2) Cinder and Scarlet by Marissa Meyer - I had been waiting to read these until the last book came out, but a book club I co-host read it in December. I never did make it through the plodding tome that is Cress, but these first two books are fantastic. The fairy tale aspect is well-written, the heroines are multi-faceted, and Prince Kai and Wolf are so dreamy.

3) For Darkness Shows the Stars and Across the Star-Swept Sea by Diana Peterfreund - Persuasion is my favorite Jane Austen novel, so I’m actually surprised I didn’t start this series sooner. Peterfreund’s world building in each novel is so startlingly unique and fascinating. I would give the edge to the first novel, but both are fantastic.

4) Winger by Andrew Smith - This book played with my emotions in a cruel, cruel way, but I loved it anyway.

5) The Burning Sky by Sherry Thomas - I put off reading this one for a long while because I wasn’t in the mood for such a long book. (Sometimes, I’m a little lazy.) But it was so well-written, creative, and fast-paced that it hardly felt like it was long enough. I can’t wait to see what else Thomas does with this world she’s created.

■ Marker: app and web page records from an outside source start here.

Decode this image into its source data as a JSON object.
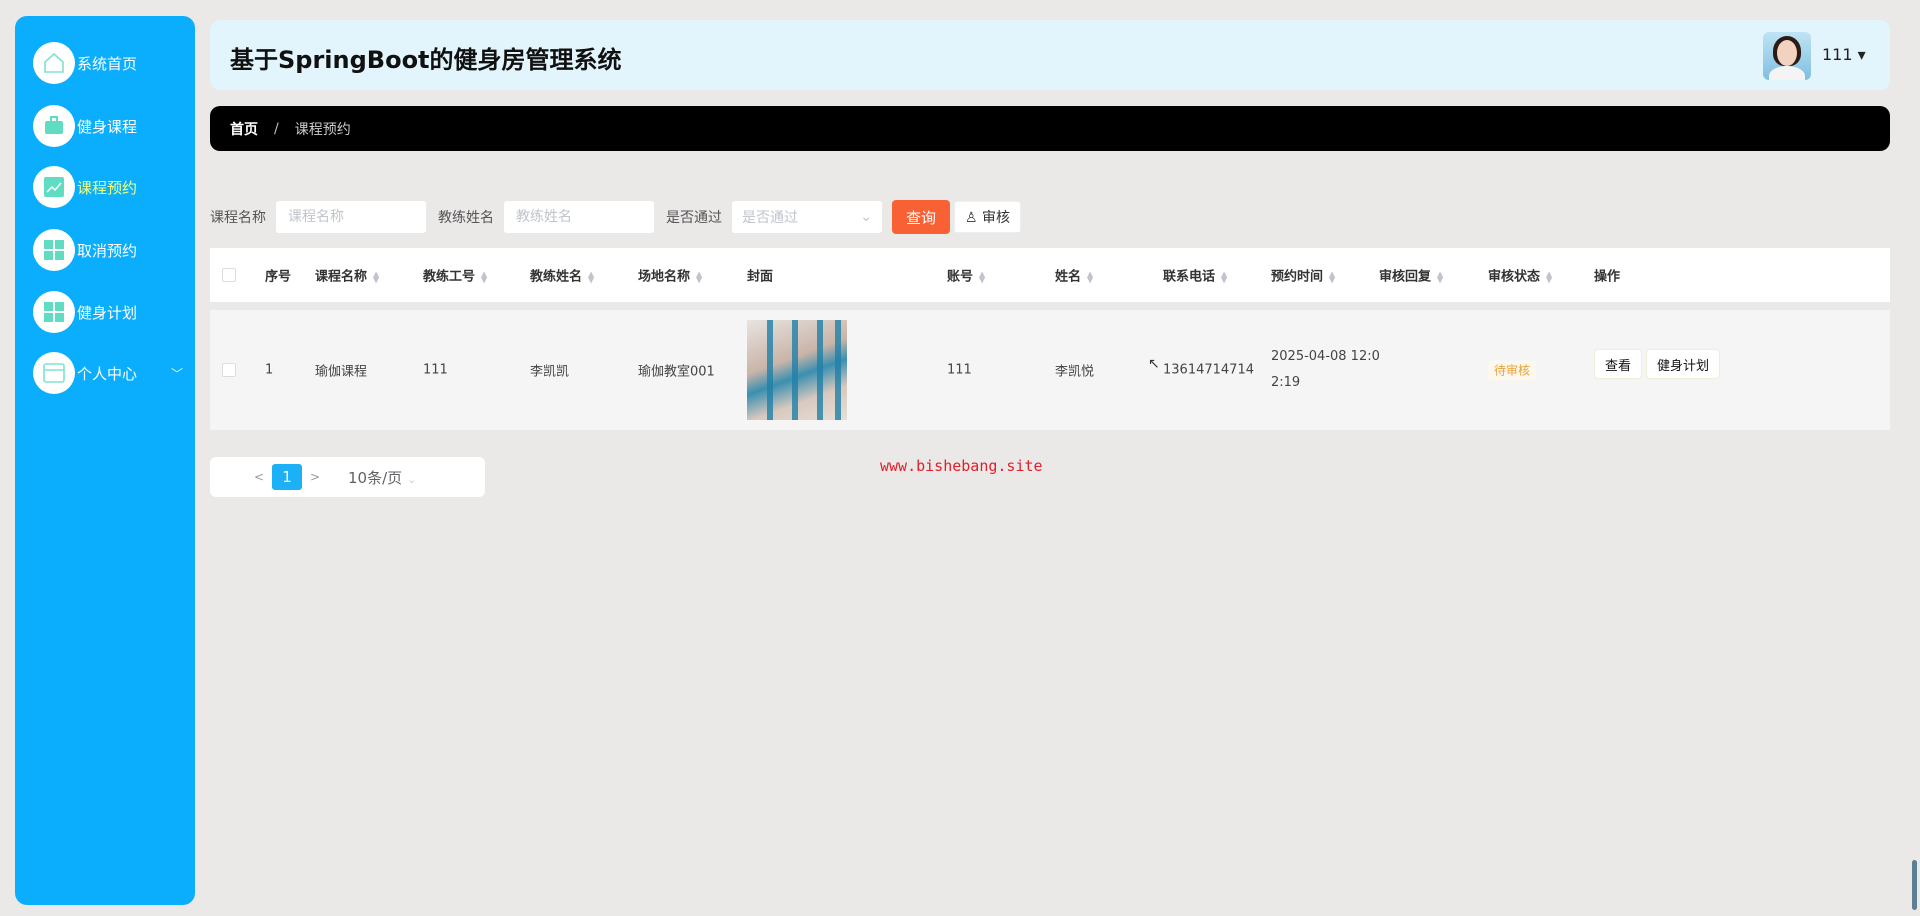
{
  "sidebar": {
    "items": [
      {
        "label": "系统首页",
        "icon": "home-icon"
      },
      {
        "label": "健身课程",
        "icon": "briefcase-icon"
      },
      {
        "label": "课程预约",
        "icon": "chart-icon",
        "active": true
      },
      {
        "label": "取消预约",
        "icon": "grid-icon"
      },
      {
        "label": "健身计划",
        "icon": "grid-icon"
      },
      {
        "label": "个人中心",
        "icon": "wallet-icon",
        "expand": "﹀"
      }
    ]
  },
  "header": {
    "title": "基于SpringBoot的健身房管理系统",
    "user": "111 ▾"
  },
  "breadcrumb": {
    "home": "首页",
    "sep": "/",
    "current": "课程预约"
  },
  "search": {
    "course_label": "课程名称",
    "course_placeholder": "课程名称",
    "coach_label": "教练姓名",
    "coach_placeholder": "教练姓名",
    "pass_label": "是否通过",
    "pass_placeholder": "是否通过",
    "query": "查询",
    "audit": "审核"
  },
  "table": {
    "headers": [
      "序号",
      "课程名称",
      "教练工号",
      "教练姓名",
      "场地名称",
      "封面",
      "账号",
      "姓名",
      "联系电话",
      "预约时间",
      "审核回复",
      "审核状态",
      "操作"
    ],
    "rows": [
      {
        "index": "1",
        "course": "瑜伽课程",
        "coach_id": "111",
        "coach_name": "李凯凯",
        "venue": "瑜伽教室001",
        "account": "111",
        "name": "李凯悦",
        "phone": "13614714714",
        "time1": "2025-04-08 12:0",
        "time2": "2:19",
        "reply": "",
        "status": "待审核",
        "view": "查看",
        "plan": "健身计划"
      }
    ]
  },
  "pagination": {
    "prev": "<",
    "page": "1",
    "next": ">",
    "size": "10条/页"
  },
  "watermark": "www.bishebang.site",
  "colors": {
    "sidebar": "#0aaefc",
    "accent": "#f86134",
    "page": "#1cb0f6"
  }
}
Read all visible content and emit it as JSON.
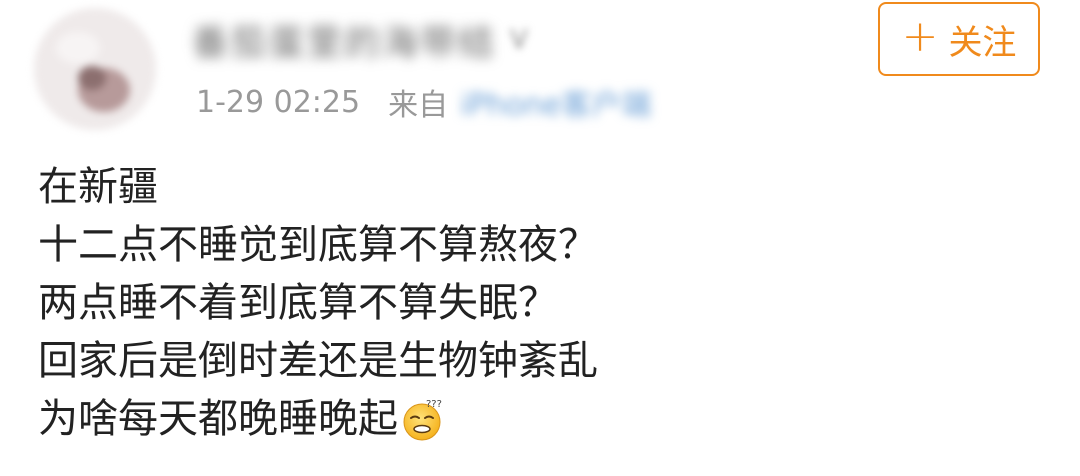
{
  "post": {
    "author": {
      "name": "番茄蛋里的海带结",
      "badge": "V"
    },
    "meta": {
      "time": "1-29 02:25",
      "from_label": "来自",
      "device": "iPhone客户端"
    },
    "follow_button": {
      "icon": "plus-icon",
      "label": "关注"
    },
    "content_lines": [
      "在新疆",
      "十二点不睡觉到底算不算熬夜？",
      "两点睡不着到底算不算失眠？",
      "回家后是倒时差还是生物钟紊乱",
      "为啥每天都晚睡晚起"
    ],
    "end_emoji": "confused-face-emoji"
  },
  "colors": {
    "accent": "#f08a1c",
    "text": "#222222",
    "meta_text": "#999999",
    "device_link": "#6a9fd6"
  }
}
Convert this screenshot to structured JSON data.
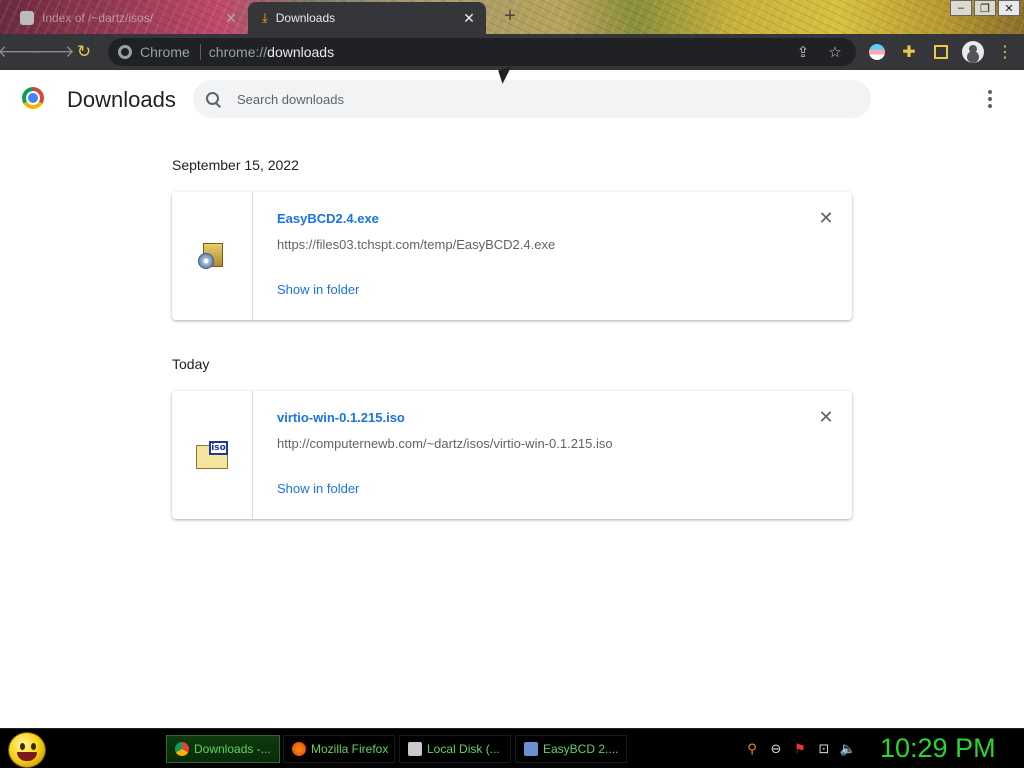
{
  "browser": {
    "tabs": [
      {
        "title": "Index of /~dartz/isos/",
        "active": false
      },
      {
        "title": "Downloads",
        "active": true
      }
    ],
    "omnibox": {
      "chip": "Chrome",
      "url_prefix": "chrome://",
      "url_host": "downloads"
    }
  },
  "page": {
    "title": "Downloads",
    "search_placeholder": "Search downloads"
  },
  "groups": [
    {
      "date": "September 15, 2022",
      "items": [
        {
          "filename": "EasyBCD2.4.exe",
          "url": "https://files03.tchspt.com/temp/EasyBCD2.4.exe",
          "action": "Show in folder",
          "icon": "exe-installer-icon"
        }
      ]
    },
    {
      "date": "Today",
      "items": [
        {
          "filename": "virtio-win-0.1.215.iso",
          "url": "http://computernewb.com/~dartz/isos/virtio-win-0.1.215.iso",
          "action": "Show in folder",
          "icon": "iso-file-icon"
        }
      ]
    }
  ],
  "taskbar": {
    "tasks": [
      {
        "label": "Downloads -...",
        "icon": "chrome-icon",
        "active": true
      },
      {
        "label": "Mozilla Firefox",
        "icon": "firefox-icon",
        "active": false
      },
      {
        "label": "Local Disk (...",
        "icon": "drive-icon",
        "active": false
      },
      {
        "label": "EasyBCD 2....",
        "icon": "easybcd-icon",
        "active": false
      }
    ],
    "clock": "10:29 PM"
  },
  "colors": {
    "accent": "#1a73e8",
    "toolbar": "#35363a",
    "clock": "#2bd62b"
  }
}
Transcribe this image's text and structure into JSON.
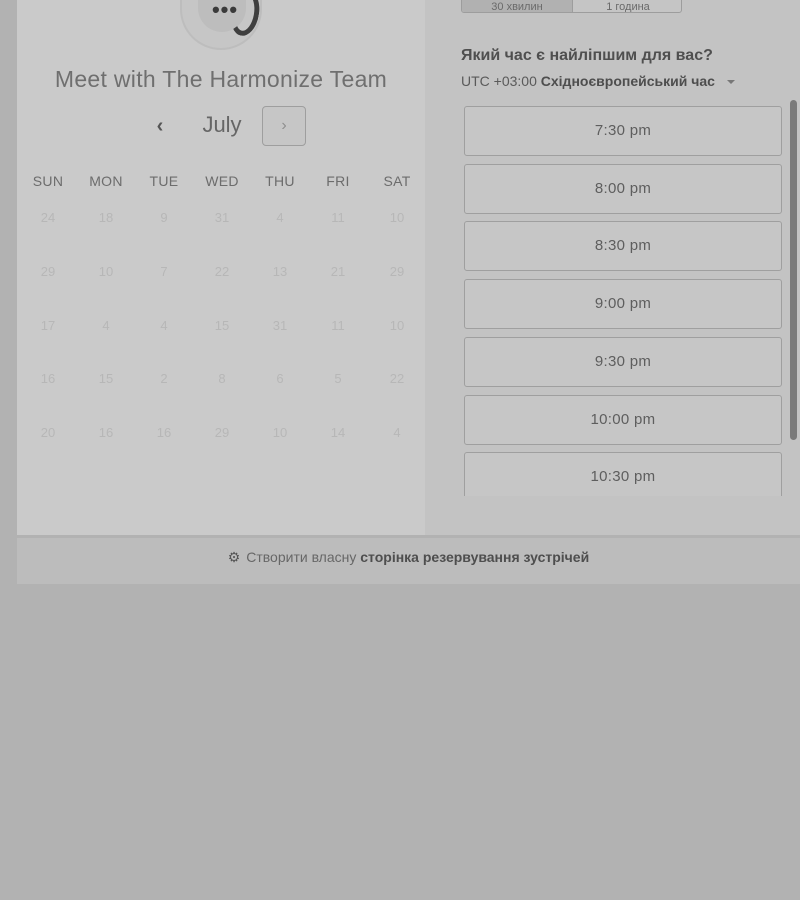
{
  "header": {
    "avatar_dots": "•••",
    "title": "Meet with The Harmonize Team"
  },
  "duration_tabs": [
    "30 хвилин",
    "1 година"
  ],
  "calendar": {
    "month": "July",
    "prev_icon": "‹",
    "next_icon": "›",
    "weekdays": [
      "SUN",
      "MON",
      "TUE",
      "WED",
      "THU",
      "FRI",
      "SAT"
    ],
    "weeks": [
      [
        "24",
        "18",
        "9",
        "31",
        "4",
        "11",
        "10"
      ],
      [
        "29",
        "10",
        "7",
        "22",
        "13",
        "21",
        "29"
      ],
      [
        "17",
        "4",
        "4",
        "15",
        "31",
        "11",
        "10"
      ],
      [
        "16",
        "15",
        "2",
        "8",
        "6",
        "5",
        "22"
      ],
      [
        "20",
        "16",
        "16",
        "29",
        "10",
        "14",
        "4"
      ]
    ]
  },
  "schedule": {
    "question": "Який час є найліпшим для вас?",
    "timezone_offset": "UTC +03:00",
    "timezone_name": "Східноєвропейський час",
    "slots": [
      "7:30 pm",
      "8:00 pm",
      "8:30 pm",
      "9:00 pm",
      "9:30 pm",
      "10:00 pm",
      "10:30 pm"
    ]
  },
  "footer": {
    "icon": "sprocket-icon",
    "prefix": "Створити власну",
    "link": "сторінка резервування зустрічей"
  }
}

Honorable Mentions:
Venetia by Georgette Heyer
The Truth About Alice by Jennifer Mathieu
Steelheart by Brandon Sanderson
Easy by Tammara Webber

Best Rereads:
Frost Burned by Patricia Briggs
Girl with a Pearl Earring by Tracy Chevalier
Keeping the Castle by Patrice Kindl
The Giver by Lois Lowry
Mrs. Dalloway by Virginia Woolf